a room with dark wood carved into intricate designs, tall windows of thick, frosted glass and red velvet drapes held back with silver cord, chandeliers whose crystal drops caught fragments of light transfused into rich blues and deep greens, paintings in gold frames of nude women with heavy bellies and thick thighs. And books. Racks of books, stacks of books, walls of books.The librarian, however, was absent, as she was informed by the only other person in the building. Forney Hull turned out to be the alcoholic librarian's brother who took care of both his sister and her patrons. Forney and his sister live in the library, which before becoming the library was their childhood home. Novalee is enchanted with the idea of being able to live at the library "to have all those books to read..." She also gets to celebrate her birthday at the library. This is the first library birthday celebration I have come across, and I had actually been wondering if I would ever find one!
Meanwhile, Novalee's good-for-nothing ex, Willy Jack (a.k.a. Billy Shadow), winds up in prison for theft. There he meets Claire Hudson, prison librarian:
She was a big woman who had to shop for queen tall pantyhose and size eleven shoes, double E. She wore dark clothes - stiff gray gabardines, navy twills and black serges...boxy suits with high necks, long sleeves and tight collars. Claire avoided garments with lace, bows and fancy buttons and she owned no jewelry, not even a watch. She held strong disdain for anything showy, allowing herself only one extravagance: Band-Aids....She wore them constantly and in abundance...She covered her warts, moles and ingrown hairs...pimples, cuts and fever blisters...burns, abrasions, hangnails and bites...eczema, psoriasis, scratches and rashes.Clair Hudson changes Willy Jack's life when she helps him to get a guitar to keep in his cell and he writes a song. Ultimately, though, she betrays him. It is unclear whether it is out of simple meanness, or perhaps because of some mental illness.
One other library gets a shout out - the one at Bowdoin College in Maine. No other information about the library is provided except that is is "great".
This book had a lot of surprises, and ultimately a happy ending, without being too sappy.

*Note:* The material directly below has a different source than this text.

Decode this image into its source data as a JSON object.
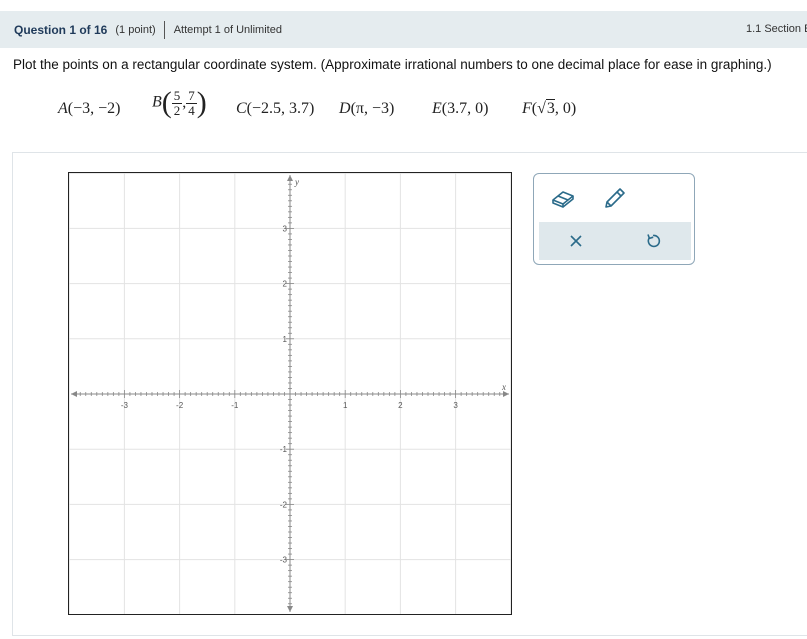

Libraries play an important role as places of turning points for the characters.
Tuesday, October 4, 2016
This sweet tale tells the story of Alice, who loved a library book. The story is a simple one - a library book is that is initially read by many children, becomes worn and abandoned. One child, however, never forgot how much she loved the book and continues her search for it after it disappears from the shelves. It is a charming story with a helpful librarian.